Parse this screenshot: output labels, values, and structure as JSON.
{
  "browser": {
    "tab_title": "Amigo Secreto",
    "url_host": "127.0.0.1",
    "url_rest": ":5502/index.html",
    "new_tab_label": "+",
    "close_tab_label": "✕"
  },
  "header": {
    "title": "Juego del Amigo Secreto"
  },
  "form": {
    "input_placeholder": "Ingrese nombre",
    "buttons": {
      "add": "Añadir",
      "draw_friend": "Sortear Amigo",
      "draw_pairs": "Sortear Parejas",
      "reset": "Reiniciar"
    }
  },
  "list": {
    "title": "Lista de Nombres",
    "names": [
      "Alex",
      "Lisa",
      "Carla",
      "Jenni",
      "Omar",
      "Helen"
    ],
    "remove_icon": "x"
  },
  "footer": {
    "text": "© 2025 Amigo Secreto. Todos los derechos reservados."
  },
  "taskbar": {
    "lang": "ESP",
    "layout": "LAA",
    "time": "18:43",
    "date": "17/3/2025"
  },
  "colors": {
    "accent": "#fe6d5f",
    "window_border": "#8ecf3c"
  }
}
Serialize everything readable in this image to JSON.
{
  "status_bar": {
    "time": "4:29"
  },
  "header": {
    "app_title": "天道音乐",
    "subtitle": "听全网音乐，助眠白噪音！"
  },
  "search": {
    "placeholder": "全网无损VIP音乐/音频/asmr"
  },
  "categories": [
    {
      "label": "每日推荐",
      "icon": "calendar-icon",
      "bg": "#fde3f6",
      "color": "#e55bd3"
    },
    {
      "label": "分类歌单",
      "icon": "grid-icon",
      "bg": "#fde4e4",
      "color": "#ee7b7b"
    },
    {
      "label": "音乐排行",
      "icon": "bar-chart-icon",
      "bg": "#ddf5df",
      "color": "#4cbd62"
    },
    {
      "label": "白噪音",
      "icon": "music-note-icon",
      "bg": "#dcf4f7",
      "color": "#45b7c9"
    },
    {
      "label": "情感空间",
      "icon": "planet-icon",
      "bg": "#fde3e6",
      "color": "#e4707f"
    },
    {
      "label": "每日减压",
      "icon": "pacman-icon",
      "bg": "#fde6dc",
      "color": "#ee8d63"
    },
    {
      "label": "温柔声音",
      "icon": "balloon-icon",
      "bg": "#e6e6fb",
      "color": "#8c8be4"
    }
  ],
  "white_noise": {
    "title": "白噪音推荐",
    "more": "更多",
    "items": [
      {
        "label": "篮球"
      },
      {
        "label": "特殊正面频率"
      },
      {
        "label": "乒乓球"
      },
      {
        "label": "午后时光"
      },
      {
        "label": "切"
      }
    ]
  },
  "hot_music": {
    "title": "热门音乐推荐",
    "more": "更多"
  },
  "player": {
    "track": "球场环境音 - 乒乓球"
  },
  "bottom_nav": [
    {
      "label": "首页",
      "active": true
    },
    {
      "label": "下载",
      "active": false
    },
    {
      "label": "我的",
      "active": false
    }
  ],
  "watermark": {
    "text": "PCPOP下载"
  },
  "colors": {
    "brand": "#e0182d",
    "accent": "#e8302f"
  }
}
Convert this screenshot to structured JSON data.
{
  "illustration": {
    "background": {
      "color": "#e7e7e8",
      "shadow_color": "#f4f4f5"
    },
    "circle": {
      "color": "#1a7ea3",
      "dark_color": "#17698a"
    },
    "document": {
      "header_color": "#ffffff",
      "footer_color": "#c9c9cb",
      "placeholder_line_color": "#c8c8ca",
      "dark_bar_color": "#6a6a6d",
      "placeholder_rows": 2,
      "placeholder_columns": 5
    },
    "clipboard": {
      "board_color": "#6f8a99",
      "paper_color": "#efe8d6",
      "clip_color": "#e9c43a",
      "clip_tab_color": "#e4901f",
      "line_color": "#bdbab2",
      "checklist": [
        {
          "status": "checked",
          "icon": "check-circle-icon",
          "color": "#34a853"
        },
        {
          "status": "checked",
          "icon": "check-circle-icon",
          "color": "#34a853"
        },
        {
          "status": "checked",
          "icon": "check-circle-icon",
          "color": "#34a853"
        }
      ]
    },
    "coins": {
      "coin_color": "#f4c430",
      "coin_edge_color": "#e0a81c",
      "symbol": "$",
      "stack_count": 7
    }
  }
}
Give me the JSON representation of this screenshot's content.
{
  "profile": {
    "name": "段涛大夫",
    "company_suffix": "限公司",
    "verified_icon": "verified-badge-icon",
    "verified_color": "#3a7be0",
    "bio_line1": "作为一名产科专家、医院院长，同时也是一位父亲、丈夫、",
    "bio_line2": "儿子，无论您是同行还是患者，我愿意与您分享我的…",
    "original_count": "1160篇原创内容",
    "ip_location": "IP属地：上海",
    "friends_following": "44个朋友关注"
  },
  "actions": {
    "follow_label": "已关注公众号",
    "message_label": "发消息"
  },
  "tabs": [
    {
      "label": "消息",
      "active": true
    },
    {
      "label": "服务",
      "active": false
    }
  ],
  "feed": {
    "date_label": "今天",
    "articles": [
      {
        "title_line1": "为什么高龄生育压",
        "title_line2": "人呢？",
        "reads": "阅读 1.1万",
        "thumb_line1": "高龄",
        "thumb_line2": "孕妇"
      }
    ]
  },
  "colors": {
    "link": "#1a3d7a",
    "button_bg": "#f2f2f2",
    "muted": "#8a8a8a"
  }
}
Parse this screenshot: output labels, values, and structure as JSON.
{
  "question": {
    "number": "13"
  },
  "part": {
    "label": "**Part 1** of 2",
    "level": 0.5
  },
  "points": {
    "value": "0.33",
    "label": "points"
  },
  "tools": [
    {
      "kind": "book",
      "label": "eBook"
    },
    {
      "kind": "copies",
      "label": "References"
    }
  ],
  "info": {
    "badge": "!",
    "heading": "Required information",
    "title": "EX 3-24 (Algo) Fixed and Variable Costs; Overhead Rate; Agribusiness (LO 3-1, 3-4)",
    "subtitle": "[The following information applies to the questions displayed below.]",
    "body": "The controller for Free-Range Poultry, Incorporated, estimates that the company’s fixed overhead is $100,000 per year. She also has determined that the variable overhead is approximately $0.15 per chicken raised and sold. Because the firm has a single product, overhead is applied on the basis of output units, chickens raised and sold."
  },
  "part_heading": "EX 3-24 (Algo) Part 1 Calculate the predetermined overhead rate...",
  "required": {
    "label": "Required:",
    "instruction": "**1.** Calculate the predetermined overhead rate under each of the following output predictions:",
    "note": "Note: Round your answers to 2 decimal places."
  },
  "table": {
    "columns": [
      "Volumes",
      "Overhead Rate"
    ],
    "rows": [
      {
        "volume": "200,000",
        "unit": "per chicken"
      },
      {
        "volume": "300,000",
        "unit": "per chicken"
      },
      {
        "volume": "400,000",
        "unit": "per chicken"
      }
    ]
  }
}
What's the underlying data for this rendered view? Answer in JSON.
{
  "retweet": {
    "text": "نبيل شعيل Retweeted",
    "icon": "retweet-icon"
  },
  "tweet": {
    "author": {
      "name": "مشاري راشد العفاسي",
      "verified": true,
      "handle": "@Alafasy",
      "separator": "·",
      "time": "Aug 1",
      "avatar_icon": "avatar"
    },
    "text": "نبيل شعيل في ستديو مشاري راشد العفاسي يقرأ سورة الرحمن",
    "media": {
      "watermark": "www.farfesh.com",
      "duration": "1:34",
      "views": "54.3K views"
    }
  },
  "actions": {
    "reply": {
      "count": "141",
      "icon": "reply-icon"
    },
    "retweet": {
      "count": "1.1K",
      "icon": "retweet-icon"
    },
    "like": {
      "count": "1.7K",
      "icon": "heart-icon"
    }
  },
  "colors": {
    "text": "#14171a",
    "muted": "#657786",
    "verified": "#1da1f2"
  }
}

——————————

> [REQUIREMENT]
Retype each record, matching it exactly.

> [RESPONSE TO THE TASK]
Parse this screenshot: output labels, values, and structure as JSON.
{
  "browser": {
    "tab_title": "Amigo Secreto",
    "url_host": "127.0.0.1",
    "url_rest": ":5502/index.html",
    "new_tab_label": "+",
    "close_tab_label": "✕"
  },
  "header": {
    "title": "Juego del Amigo Secreto"
  },
  "form": {
    "input_placeholder": "Ingrese nombre",
    "buttons": {
      "add": "Añadir",
      "draw_friend": "Sortear Amigo",
      "draw_pairs": "Sortear Parejas",
      "reset": "Reiniciar"
    }
  },
  "list": {
    "title": "Lista de Nombres",
    "names": [
      "Alex",
      "Lisa",
      "Carla",
      "Jenni",
      "Omar",
      "Helen"
    ],
    "remove_icon": "x"
  },
  "footer": {
    "text": "© 2025 Amigo Secreto. Todos los derechos reservados."
  },
  "taskbar": {
    "lang": "ESP",
    "layout": "LAA",
    "time": "18:43",
    "date": "17/3/2025"
  },
  "colors": {
    "accent": "#fe6d5f",
    "window_border": "#8ecf3c"
  }
}
Serialize everything readable in this image to JSON.
{
  "status_bar": {
    "time": "4:29"
  },
  "header": {
    "app_title": "天道音乐",
    "subtitle": "听全网音乐，助眠白噪音！"
  },
  "search": {
    "placeholder": "全网无损VIP音乐/音频/asmr"
  },
  "categories": [
    {
      "label": "每日推荐",
      "icon": "calendar-icon",
      "bg": "#fde3f6",
      "color": "#e55bd3"
    },
    {
      "label": "分类歌单",
      "icon": "grid-icon",
      "bg": "#fde4e4",
      "color": "#ee7b7b"
    },
    {
      "label": "音乐排行",
      "icon": "bar-chart-icon",
      "bg": "#ddf5df",
      "color": "#4cbd62"
    },
    {
      "label": "白噪音",
      "icon": "music-note-icon",
      "bg": "#dcf4f7",
      "color": "#45b7c9"
    },
    {
      "label": "情感空间",
      "icon": "planet-icon",
      "bg": "#fde3e6",
      "color": "#e4707f"
    },
    {
      "label": "每日减压",
      "icon": "pacman-icon",
      "bg": "#fde6dc",
      "color": "#ee8d63"
    },
    {
      "label": "温柔声音",
      "icon": "balloon-icon",
      "bg": "#e6e6fb",
      "color": "#8c8be4"
    }
  ],
  "white_noise": {
    "title": "白噪音推荐",
    "more": "更多",
    "items": [
      {
        "label": "篮球"
      },
      {
        "label": "特殊正面频率"
      },
      {
        "label": "乒乓球"
      },
      {
        "label": "午后时光"
      },
      {
        "label": "切"
      }
    ]
  },
  "hot_music": {
    "title": "热门音乐推荐",
    "more": "更多"
  },
  "player": {
    "track": "球场环境音 - 乒乓球"
  },
  "bottom_nav": [
    {
      "label": "首页",
      "active": true
    },
    {
      "label": "下载",
      "active": false
    },
    {
      "label": "我的",
      "active": false
    }
  ],
  "watermark": {
    "text": "PCPOP下载"
  },
  "colors": {
    "brand": "#e0182d",
    "accent": "#e8302f"
  }
}
Convert this screenshot to structured JSON data.
{
  "illustration": {
    "background": {
      "color": "#e7e7e8",
      "shadow_color": "#f4f4f5"
    },
    "circle": {
      "color": "#1a7ea3",
      "dark_color": "#17698a"
    },
    "document": {
      "header_color": "#ffffff",
      "footer_color": "#c9c9cb",
      "placeholder_line_color": "#c8c8ca",
      "dark_bar_color": "#6a6a6d",
      "placeholder_rows": 2,
      "placeholder_columns": 5
    },
    "clipboard": {
      "board_color": "#6f8a99",
      "paper_color": "#efe8d6",
      "clip_color": "#e9c43a",
      "clip_tab_color": "#e4901f",
      "line_color": "#bdbab2",
      "checklist": [
        {
          "status": "checked",
          "icon": "check-circle-icon",
          "color": "#34a853"
        },
        {
          "status": "checked",
          "icon": "check-circle-icon",
          "color": "#34a853"
        },
        {
          "status": "checked",
          "icon": "check-circle-icon",
          "color": "#34a853"
        }
      ]
    },
    "coins": {
      "coin_color": "#f4c430",
      "coin_edge_color": "#e0a81c",
      "symbol": "$",
      "stack_count": 7
    }
  }
}
Give me the JSON representation of this screenshot's content.
{
  "profile": {
    "name": "段涛大夫",
    "company_suffix": "限公司",
    "verified_icon": "verified-badge-icon",
    "verified_color": "#3a7be0",
    "bio_line1": "作为一名产科专家、医院院长，同时也是一位父亲、丈夫、",
    "bio_line2": "儿子，无论您是同行还是患者，我愿意与您分享我的…",
    "original_count": "1160篇原创内容",
    "ip_location": "IP属地：上海",
    "friends_following": "44个朋友关注"
  },
  "actions": {
    "follow_label": "已关注公众号",
    "message_label": "发消息"
  },
  "tabs": [
    {
      "label": "消息",
      "active": true
    },
    {
      "label": "服务",
      "active": false
    }
  ],
  "feed": {
    "date_label": "今天",
    "articles": [
      {
        "title_line1": "为什么高龄生育压",
        "title_line2": "人呢？",
        "reads": "阅读 1.1万",
        "thumb_line1": "高龄",
        "thumb_line2": "孕妇"
      }
    ]
  },
  "colors": {
    "link": "#1a3d7a",
    "button_bg": "#f2f2f2",
    "muted": "#8a8a8a"
  }
}
Parse this screenshot: output labels, values, and structure as JSON.
{
  "question": {
    "number": "13"
  },
  "part": {
    "label": "**Part 1** of 2",
    "level": 0.5
  },
  "points": {
    "value": "0.33",
    "label": "points"
  },
  "tools": [
    {
      "kind": "book",
      "label": "eBook"
    },
    {
      "kind": "copies",
      "label": "References"
    }
  ],
  "info": {
    "badge": "!",
    "heading": "Required information",
    "title": "EX 3-24 (Algo) Fixed and Variable Costs; Overhead Rate; Agribusiness (LO 3-1, 3-4)",
    "subtitle": "[The following information applies to the questions displayed below.]",
    "body": "The controller for Free-Range Poultry, Incorporated, estimates that the company’s fixed overhead is $100,000 per year. She also has determined that the variable overhead is approximately $0.15 per chicken raised and sold. Because the firm has a single product, overhead is applied on the basis of output units, chickens raised and sold."
  },
  "part_heading": "EX 3-24 (Algo) Part 1 Calculate the predetermined overhead rate...",
  "required": {
    "label": "Required:",
    "instruction": "**1.** Calculate the predetermined overhead rate under each of the following output predictions:",
    "note": "Note: Round your answers to 2 decimal places."
  },
  "table": {
    "columns": [
      "Volumes",
      "Overhead Rate"
    ],
    "rows": [
      {
        "volume": "200,000",
        "unit": "per chicken"
      },
      {
        "volume": "300,000",
        "unit": "per chicken"
      },
      {
        "volume": "400,000",
        "unit": "per chicken"
      }
    ]
  }
}
What's the underlying data for this rendered view? Answer in JSON.
{
  "retweet": {
    "text": "نبيل شعيل Retweeted",
    "icon": "retweet-icon"
  },
  "tweet": {
    "author": {
      "name": "مشاري راشد العفاسي",
      "verified": true,
      "handle": "@Alafasy",
      "separator": "·",
      "time": "Aug 1",
      "avatar_icon": "avatar"
    },
    "text": "نبيل شعيل في ستديو مشاري راشد العفاسي يقرأ سورة الرحمن",
    "media": {
      "watermark": "www.farfesh.com",
      "duration": "1:34",
      "views": "54.3K views"
    }
  },
  "actions": {
    "reply": {
      "count": "141",
      "icon": "reply-icon"
    },
    "retweet": {
      "count": "1.1K",
      "icon": "retweet-icon"
    },
    "like": {
      "count": "1.7K",
      "icon": "heart-icon"
    }
  },
  "colors": {
    "text": "#14171a",
    "muted": "#657786",
    "verified": "#1da1f2"
  }
}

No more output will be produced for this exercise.